PROMPT: Copy all lines below that use the word "phone".

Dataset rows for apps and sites
»»

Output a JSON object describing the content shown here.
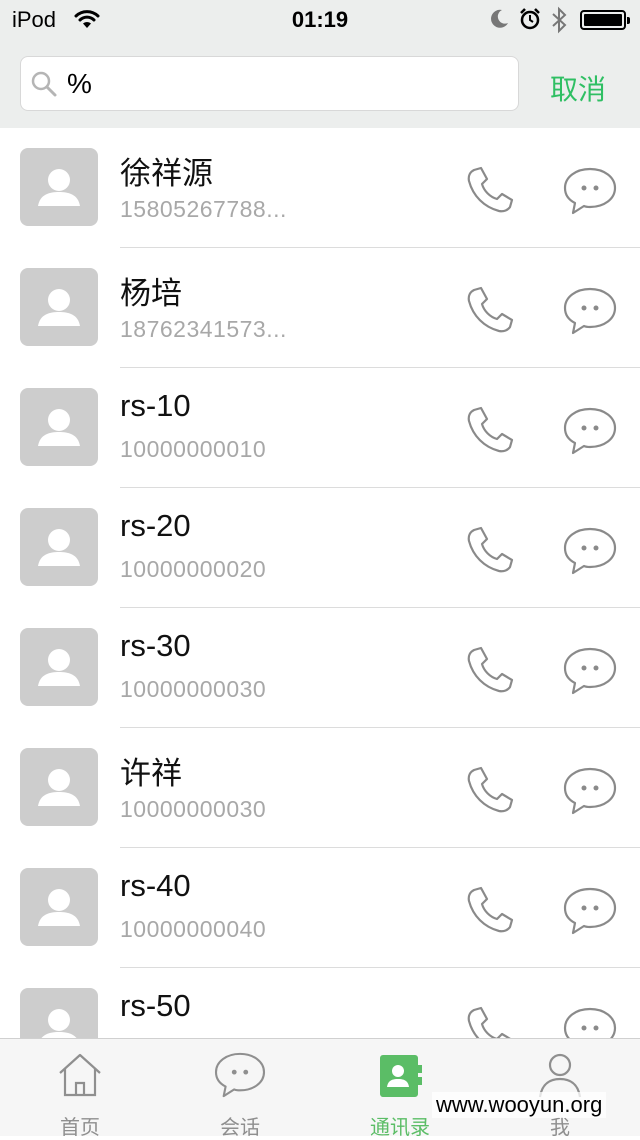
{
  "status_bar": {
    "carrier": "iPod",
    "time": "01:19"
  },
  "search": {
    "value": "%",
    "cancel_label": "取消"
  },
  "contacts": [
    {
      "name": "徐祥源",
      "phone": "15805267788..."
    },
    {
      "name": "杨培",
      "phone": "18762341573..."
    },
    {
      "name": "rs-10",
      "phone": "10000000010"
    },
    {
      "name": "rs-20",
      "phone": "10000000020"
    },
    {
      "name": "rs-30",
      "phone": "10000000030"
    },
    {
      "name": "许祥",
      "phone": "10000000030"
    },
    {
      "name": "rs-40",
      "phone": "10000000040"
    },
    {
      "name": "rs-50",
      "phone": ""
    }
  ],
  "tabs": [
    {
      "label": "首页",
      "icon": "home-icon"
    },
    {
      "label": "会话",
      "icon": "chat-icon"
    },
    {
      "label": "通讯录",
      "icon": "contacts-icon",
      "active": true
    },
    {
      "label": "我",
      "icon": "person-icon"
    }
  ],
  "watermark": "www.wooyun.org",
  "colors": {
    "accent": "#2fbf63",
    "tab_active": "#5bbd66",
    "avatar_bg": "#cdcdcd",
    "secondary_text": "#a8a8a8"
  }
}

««

EXERCISE RESULT:
      "phone": "15805267788..."
      "phone": "18762341573..."
      "phone": "10000000010"
      "phone": "10000000020"
      "phone": "10000000030"
      "phone": "10000000030"
      "phone": "10000000040"
      "phone": ""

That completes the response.